The federal government is still considering whether to change the Environmental Protection and Biodiversity Conservation Act (EPBC) 1999 to hand environmental responsibilities to state governments.
The groups describe the proposal as ‘part of the Abbott government’s attack on common-sense environmental protections’ and are calling on prime minister Turnbull to abandon it.
It will now be up to the new PM to decide whether to pursue the Abbott proposal or retain the EPBC as introduced by former Liberal prime minister John Howard in 1999.
Glen Klatovsky, director of the Places You Love Alliance said, ‘the federal government has a crucial role to play in protecting our environment for all Australians.’
‘In work we commissioned, the state and territory governments are a million miles from meeting the federal standards. The papers we have received through FOI on the NSW offsets policy further demonstrate why handing environmental decisions to the states will compromise our environment and create an eight-stop-shop debacle for business,’ Mr Klatovsky said.
Kate Smolski, CEO of the Nature Conservation Council of NSW said, ‘state governments are too often beholden to the mining and developer lobby, making a mockery of our state environmental policies. The offsetting policy is a perfect example of why strong federal oversight is vital.
‘The NSW Biodiversity Policy for Major Projects fails to meet several key standards of the Commonwealth Environmental Offsets Policy and yet under the “one-stop-shop” agreement it was given the green light.
‘As Australians, we love our natural environment, we expect the commonwealth to play a lead role in their protection, not handball responsibility to state governments,’ Ms Smolski said.
The documents released through Freedom of Information laws identify several areas of where the NSW Biodiversity Policy for Major Projects fails to meet the standards set out in the Commonwealth Environmental Offsets Policy, these are:
– Enabling mine rehabilitation projects to be considered as a biodiversity offset even though mine sites are already required to be rehabilitated leading to double-dipping;
– Enabling carbon offsets to be considered as a biodiversity offset;
– Relaxing like for like provisions for certain threatened ecosystems;
– Allowing smaller areas to be used as an offset for our most threatened species and ecological communities.
‘Our national environment law protects land, water resources, biodiversity and iconic natural features like the Great Barrier Reef and native forests that Australians love.

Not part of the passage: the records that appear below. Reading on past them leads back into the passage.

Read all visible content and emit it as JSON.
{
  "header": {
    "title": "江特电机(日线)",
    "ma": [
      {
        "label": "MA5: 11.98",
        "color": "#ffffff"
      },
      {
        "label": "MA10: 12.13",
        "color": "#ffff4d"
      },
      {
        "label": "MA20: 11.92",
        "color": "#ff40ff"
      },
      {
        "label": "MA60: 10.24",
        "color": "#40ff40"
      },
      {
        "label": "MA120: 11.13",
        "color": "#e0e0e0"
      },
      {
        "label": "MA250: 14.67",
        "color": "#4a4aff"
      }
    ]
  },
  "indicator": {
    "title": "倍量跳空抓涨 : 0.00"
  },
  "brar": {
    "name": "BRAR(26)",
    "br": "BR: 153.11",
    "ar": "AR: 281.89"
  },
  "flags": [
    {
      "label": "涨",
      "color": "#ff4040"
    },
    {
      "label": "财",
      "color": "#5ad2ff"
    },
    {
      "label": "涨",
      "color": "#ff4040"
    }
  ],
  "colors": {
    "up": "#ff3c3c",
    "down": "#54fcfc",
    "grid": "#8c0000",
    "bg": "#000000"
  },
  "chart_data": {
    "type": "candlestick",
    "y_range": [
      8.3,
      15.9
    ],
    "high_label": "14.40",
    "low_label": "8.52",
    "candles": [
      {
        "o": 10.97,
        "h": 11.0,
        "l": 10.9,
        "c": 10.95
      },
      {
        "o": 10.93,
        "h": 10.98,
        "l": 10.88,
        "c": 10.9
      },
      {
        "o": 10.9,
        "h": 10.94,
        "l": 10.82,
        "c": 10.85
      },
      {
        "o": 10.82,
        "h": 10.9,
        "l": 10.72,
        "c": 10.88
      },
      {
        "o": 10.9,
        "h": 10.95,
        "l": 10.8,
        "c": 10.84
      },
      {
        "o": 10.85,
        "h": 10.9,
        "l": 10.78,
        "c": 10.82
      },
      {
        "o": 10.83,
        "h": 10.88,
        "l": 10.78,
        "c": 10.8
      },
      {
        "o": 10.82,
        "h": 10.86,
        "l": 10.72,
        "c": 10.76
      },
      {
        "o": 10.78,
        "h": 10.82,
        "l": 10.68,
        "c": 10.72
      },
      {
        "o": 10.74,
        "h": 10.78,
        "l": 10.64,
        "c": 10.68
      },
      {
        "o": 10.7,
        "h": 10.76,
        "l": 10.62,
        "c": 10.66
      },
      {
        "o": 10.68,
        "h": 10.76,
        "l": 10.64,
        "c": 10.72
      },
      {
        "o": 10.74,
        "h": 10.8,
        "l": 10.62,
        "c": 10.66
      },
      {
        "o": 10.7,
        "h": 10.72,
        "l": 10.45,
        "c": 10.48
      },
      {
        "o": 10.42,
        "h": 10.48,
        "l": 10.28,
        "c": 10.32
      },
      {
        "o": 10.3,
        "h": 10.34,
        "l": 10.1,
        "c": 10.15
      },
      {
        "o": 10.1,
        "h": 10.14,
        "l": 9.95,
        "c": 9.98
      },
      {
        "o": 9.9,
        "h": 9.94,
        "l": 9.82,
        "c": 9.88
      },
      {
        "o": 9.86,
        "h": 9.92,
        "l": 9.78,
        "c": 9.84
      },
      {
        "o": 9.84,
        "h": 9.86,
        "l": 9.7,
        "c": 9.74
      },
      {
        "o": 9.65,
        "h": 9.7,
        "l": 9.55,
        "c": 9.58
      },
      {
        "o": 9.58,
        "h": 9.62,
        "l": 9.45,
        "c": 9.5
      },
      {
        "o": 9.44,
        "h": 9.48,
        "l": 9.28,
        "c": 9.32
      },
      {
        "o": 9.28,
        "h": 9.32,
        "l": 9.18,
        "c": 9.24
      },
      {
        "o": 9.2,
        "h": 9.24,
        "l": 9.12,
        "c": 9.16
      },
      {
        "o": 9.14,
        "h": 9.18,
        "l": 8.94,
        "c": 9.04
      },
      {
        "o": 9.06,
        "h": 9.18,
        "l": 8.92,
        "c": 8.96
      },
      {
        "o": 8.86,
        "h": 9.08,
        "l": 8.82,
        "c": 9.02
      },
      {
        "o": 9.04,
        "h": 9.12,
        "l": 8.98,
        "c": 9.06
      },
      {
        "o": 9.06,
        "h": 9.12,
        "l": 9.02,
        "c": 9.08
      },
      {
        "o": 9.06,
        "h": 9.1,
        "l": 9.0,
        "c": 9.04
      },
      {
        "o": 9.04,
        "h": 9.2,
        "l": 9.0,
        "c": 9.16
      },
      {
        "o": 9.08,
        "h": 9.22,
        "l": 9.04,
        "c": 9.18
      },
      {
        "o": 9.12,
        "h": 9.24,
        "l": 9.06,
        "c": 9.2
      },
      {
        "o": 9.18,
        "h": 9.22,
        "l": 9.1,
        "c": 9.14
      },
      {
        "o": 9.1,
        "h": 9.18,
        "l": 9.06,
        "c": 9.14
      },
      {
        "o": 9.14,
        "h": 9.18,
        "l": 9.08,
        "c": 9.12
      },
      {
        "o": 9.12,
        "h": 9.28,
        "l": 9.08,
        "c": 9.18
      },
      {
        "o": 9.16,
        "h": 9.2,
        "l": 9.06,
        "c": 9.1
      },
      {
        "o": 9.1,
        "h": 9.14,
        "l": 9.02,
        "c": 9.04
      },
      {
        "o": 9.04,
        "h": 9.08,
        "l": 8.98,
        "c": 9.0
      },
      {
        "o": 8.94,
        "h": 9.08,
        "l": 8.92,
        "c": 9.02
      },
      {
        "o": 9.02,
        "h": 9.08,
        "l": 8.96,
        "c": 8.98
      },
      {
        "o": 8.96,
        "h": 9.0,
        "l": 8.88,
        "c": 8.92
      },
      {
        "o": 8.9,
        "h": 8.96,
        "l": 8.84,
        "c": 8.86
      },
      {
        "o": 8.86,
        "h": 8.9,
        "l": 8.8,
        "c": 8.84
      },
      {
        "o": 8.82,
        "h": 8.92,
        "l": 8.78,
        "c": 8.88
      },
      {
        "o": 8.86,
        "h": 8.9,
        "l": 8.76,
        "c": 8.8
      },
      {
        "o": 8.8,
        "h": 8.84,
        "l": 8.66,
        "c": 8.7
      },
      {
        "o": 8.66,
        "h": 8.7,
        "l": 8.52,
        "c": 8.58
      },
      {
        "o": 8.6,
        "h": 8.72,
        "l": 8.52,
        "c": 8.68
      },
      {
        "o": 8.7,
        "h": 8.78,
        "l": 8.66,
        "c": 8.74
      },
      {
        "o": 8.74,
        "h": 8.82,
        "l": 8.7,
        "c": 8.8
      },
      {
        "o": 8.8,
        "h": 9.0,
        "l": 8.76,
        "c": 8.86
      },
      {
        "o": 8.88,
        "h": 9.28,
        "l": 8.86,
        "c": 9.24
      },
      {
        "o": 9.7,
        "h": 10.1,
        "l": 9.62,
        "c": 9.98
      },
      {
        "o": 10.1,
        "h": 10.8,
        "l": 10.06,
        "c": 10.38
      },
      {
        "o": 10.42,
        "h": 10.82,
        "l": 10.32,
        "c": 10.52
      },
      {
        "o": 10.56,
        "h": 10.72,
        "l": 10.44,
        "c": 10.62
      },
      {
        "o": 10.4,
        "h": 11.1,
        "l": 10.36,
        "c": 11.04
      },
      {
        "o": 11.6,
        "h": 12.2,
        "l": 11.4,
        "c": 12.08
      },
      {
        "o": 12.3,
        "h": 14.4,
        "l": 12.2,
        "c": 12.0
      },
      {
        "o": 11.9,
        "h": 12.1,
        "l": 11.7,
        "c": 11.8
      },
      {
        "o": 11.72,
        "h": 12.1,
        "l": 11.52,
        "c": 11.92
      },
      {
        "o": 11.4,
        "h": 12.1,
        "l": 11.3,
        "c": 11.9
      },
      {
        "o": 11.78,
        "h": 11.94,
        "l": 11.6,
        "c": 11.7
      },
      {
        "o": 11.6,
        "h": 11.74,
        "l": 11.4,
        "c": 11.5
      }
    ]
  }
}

This law also protects our unique and endangered wildlife that call these places home,’ Mr Klatovsky said.
‘We ask that prime minister Turnbull support keeping federal oversight of threatened species and special natural places so that the community can be reassured our environment is properly protected, as most Australians expect,’ he concluded.
An assessment of the adequacy of threatened species and planning laws, commissioned in 2014 found that no state or territory law currently meets all the core requirements of best practice threatened species legislation.